There was a well marked instance of this in a garden occupying a block in almost the center of Jersey City, where a man pretending to have a full knowledge of the subject, induced the proprietor to have a walk running about one hundred yards from the street to the house, made so curved that its length was nearly twice the distance. It was hard on the butcher’s and grocer’s boys, and it was said that even book-peddlers, sewing-machine agents, and lightning-rod men looked ruefully at it and left him in peace.
If walkways were intended to curve, the Victorians preferred that plantings frame the points of curvature to provide a visual "excuse" for the deviation, even if the "excuse" was installed after the walkway.
Some old authority on this subject (presumably Edward Kemp – MDW) says that there “never should be any deviation from a straight line unless from some real or apparent cause.” So if curved lines are insisted on, a tree, rock, or building must be placed at the bend as a reason for going around such obstacles. It will be evident to any one who reflects upon the matter, that a curved walk running a distance of a hundred yards or so, from the street to the house, across an unplanted lawn, is utterly absurd. All short foot-walks from the street to the house should be straight, entering from the street at as near right angles as possible, and leading direct to the front door. There should be no necessity for a carriage road to the front entrance of a house, unless it is distant at least 100 feet from the street, and then a drive is best made by having an entrance at each side of the lot……..
The width of the roads or walks must be governed by the extent of the grounds. For carriage-way the width should be no less than ten feet, and for foot-walks, five-feet. Nothing is more annoying than to have a shower-bath in early morning from the dew from an overhanging branch in your narrow walk. We often see gardens of considerable pretensions where the walks are not more than three feet wide, where it is utterly impossible for two persons to walk abreast without getting their dresses torn or faces scratched by overhanging branches. Besides, it argues a narrowness in the owner, particularly if the grounds are at all extensive, and looks as if he were determined to cultivate every foot of land. Of course, it is another matter when the garden plot is limited to the width of a city lot (20 or 25 feet); then such economy of space is perfectly excusable.
Henderson, Gardening for Pleasure, 1893

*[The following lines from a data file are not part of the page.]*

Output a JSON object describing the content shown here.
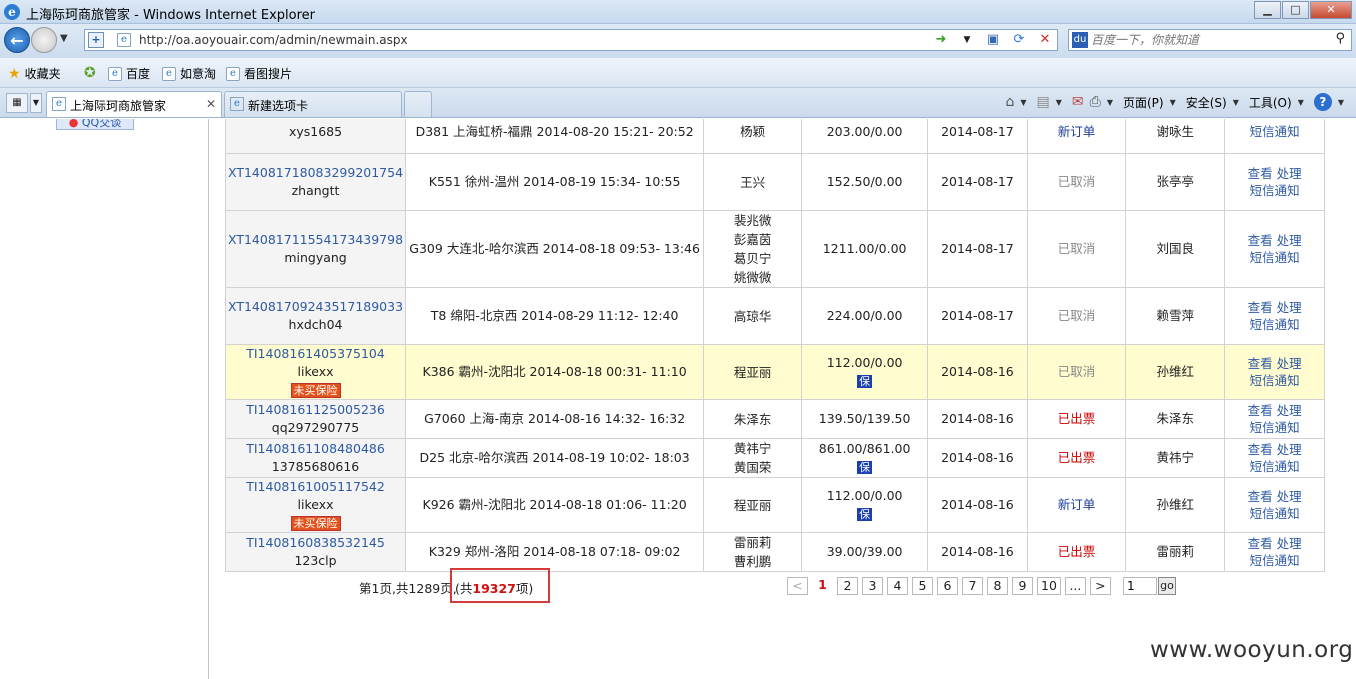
{
  "window": {
    "title": "上海际珂商旅管家 - Windows Internet Explorer",
    "min": "▁",
    "max": "□",
    "close": "✕"
  },
  "address": {
    "url": "http://oa.aoyouair.com/admin/newmain.aspx",
    "search_placeholder": "百度一下，你就知道"
  },
  "favorites": {
    "label": "收藏夹",
    "links": [
      "百度",
      "如意淘",
      "看图搜片"
    ]
  },
  "tabs": [
    {
      "label": "上海际珂商旅管家",
      "active": true
    },
    {
      "label": "新建选项卡",
      "active": false
    }
  ],
  "commandbar": {
    "page": "页面(P)",
    "safety": "安全(S)",
    "tools": "工具(O)",
    "help": "?"
  },
  "sidebar": {
    "qq_link": "QQ交谈"
  },
  "orders": [
    {
      "order_id": "",
      "user": "xys1685",
      "no_insurance": "",
      "trip": "D381 上海虹桥-福鼎 2014-08-20 15:21- 20:52",
      "passengers": [
        "杨颖"
      ],
      "price": "203.00/0.00",
      "insured": false,
      "date": "2014-08-17",
      "status": "新订单",
      "status_type": "new",
      "contact": "谢咏生",
      "actions": {
        "view": "",
        "process": "",
        "sms": "短信通知"
      },
      "highlight": false
    },
    {
      "order_id": "XT14081718083299201754",
      "user": "zhangtt",
      "no_insurance": "",
      "trip": "K551 徐州-温州 2014-08-19 15:34- 10:55",
      "passengers": [
        "王兴"
      ],
      "price": "152.50/0.00",
      "insured": false,
      "date": "2014-08-17",
      "status": "已取消",
      "status_type": "cancel",
      "contact": "张亭亭",
      "actions": {
        "view": "查看",
        "process": "处理",
        "sms": "短信通知"
      },
      "highlight": false
    },
    {
      "order_id": "XT14081711554173439798",
      "user": "mingyang",
      "no_insurance": "",
      "trip": "G309 大连北-哈尔滨西 2014-08-18 09:53- 13:46",
      "passengers": [
        "裴兆微",
        "彭嘉茵",
        "葛贝宁",
        "姚微微"
      ],
      "price": "1211.00/0.00",
      "insured": false,
      "date": "2014-08-17",
      "status": "已取消",
      "status_type": "cancel",
      "contact": "刘国良",
      "actions": {
        "view": "查看",
        "process": "处理",
        "sms": "短信通知"
      },
      "highlight": false
    },
    {
      "order_id": "XT14081709243517189033",
      "user": "hxdch04",
      "no_insurance": "",
      "trip": "T8 绵阳-北京西 2014-08-29 11:12- 12:40",
      "passengers": [
        "高琼华"
      ],
      "price": "224.00/0.00",
      "insured": false,
      "date": "2014-08-17",
      "status": "已取消",
      "status_type": "cancel",
      "contact": "赖雪萍",
      "actions": {
        "view": "查看",
        "process": "处理",
        "sms": "短信通知"
      },
      "highlight": false
    },
    {
      "order_id": "TI1408161405375104",
      "user": "likexx",
      "no_insurance": "未买保险",
      "trip": "K386 霸州-沈阳北 2014-08-18 00:31- 11:10",
      "passengers": [
        "程亚丽"
      ],
      "price": "112.00/0.00",
      "insured": true,
      "date": "2014-08-16",
      "status": "已取消",
      "status_type": "cancel",
      "contact": "孙维红",
      "actions": {
        "view": "查看",
        "process": "处理",
        "sms": "短信通知"
      },
      "highlight": true
    },
    {
      "order_id": "TI1408161125005236",
      "user": "qq297290775",
      "no_insurance": "",
      "trip": "G7060 上海-南京 2014-08-16 14:32- 16:32",
      "passengers": [
        "朱泽东"
      ],
      "price": "139.50/139.50",
      "insured": false,
      "date": "2014-08-16",
      "status": "已出票",
      "status_type": "issued",
      "contact": "朱泽东",
      "actions": {
        "view": "查看",
        "process": "处理",
        "sms": "短信通知"
      },
      "highlight": false
    },
    {
      "order_id": "TI1408161108480486",
      "user": "13785680616",
      "no_insurance": "",
      "trip": "D25 北京-哈尔滨西 2014-08-19 10:02- 18:03",
      "passengers": [
        "黄祎宁",
        "黄国荣"
      ],
      "price": "861.00/861.00",
      "insured": true,
      "date": "2014-08-16",
      "status": "已出票",
      "status_type": "issued",
      "contact": "黄祎宁",
      "actions": {
        "view": "查看",
        "process": "处理",
        "sms": "短信通知"
      },
      "highlight": false
    },
    {
      "order_id": "TI1408161005117542",
      "user": "likexx",
      "no_insurance": "未买保险",
      "trip": "K926 霸州-沈阳北 2014-08-18 01:06- 11:20",
      "passengers": [
        "程亚丽"
      ],
      "price": "112.00/0.00",
      "insured": true,
      "date": "2014-08-16",
      "status": "新订单",
      "status_type": "new",
      "contact": "孙维红",
      "actions": {
        "view": "查看",
        "process": "处理",
        "sms": "短信通知"
      },
      "highlight": false
    },
    {
      "order_id": "TI1408160838532145",
      "user": "123clp",
      "no_insurance": "",
      "trip": "K329 郑州-洛阳 2014-08-18 07:18- 09:02",
      "passengers": [
        "雷丽莉",
        "曹利鹏"
      ],
      "price": "39.00/39.00",
      "insured": false,
      "date": "2014-08-16",
      "status": "已出票",
      "status_type": "issued",
      "contact": "雷丽莉",
      "actions": {
        "view": "查看",
        "process": "处理",
        "sms": "短信通知"
      },
      "highlight": false
    }
  ],
  "insured_label": "保",
  "pagination": {
    "page_info": "第1页,共1289页,",
    "total_prefix": "(共",
    "total_count": "19327",
    "total_suffix": "项)",
    "prev": "<",
    "next": ">",
    "pages": [
      "1",
      "2",
      "3",
      "4",
      "5",
      "6",
      "7",
      "8",
      "9",
      "10",
      "..."
    ],
    "current": "1",
    "goto_value": "1",
    "go_label": "go"
  },
  "watermark": "www.wooyun.org"
}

Finally, the choice of surfacing is critically important: it’s very crucial to select a surface that won’t fight with the rest of your landscape. While gravel is often the most appropriate for many historic homes, it does require maintenance and upkeep; a modern version of the gravel drive – tarred asphalt overlaid with gravel – gives the appearance of an aggregate surface without revealing the hard surface underneath. In urban areas, hard paving based on the house works well. For example, if your home is made of brick, then extending brick out into the landscape may be appropriate. If your landscape is rocky, stone may be a good choice. For an area near the shore, crushed oyster shells or sea stones set in mortar would work well. The important idea is to make sure that the paving surfaces contribute to the year round interest of the property. By all means however, avoid using deadly black asphalt or ugly unadorned concrete: there’s no quicker way to cry out “ugly modern” than these surfaces. Whichever method you choose, however, don’t forget the edging: paths and drives with clearly defined edges will add a clean and tidy look to the landscape throughout the entire year.
(For more on Victorian garden design, be sure to check out my book, From a Victorian Garden)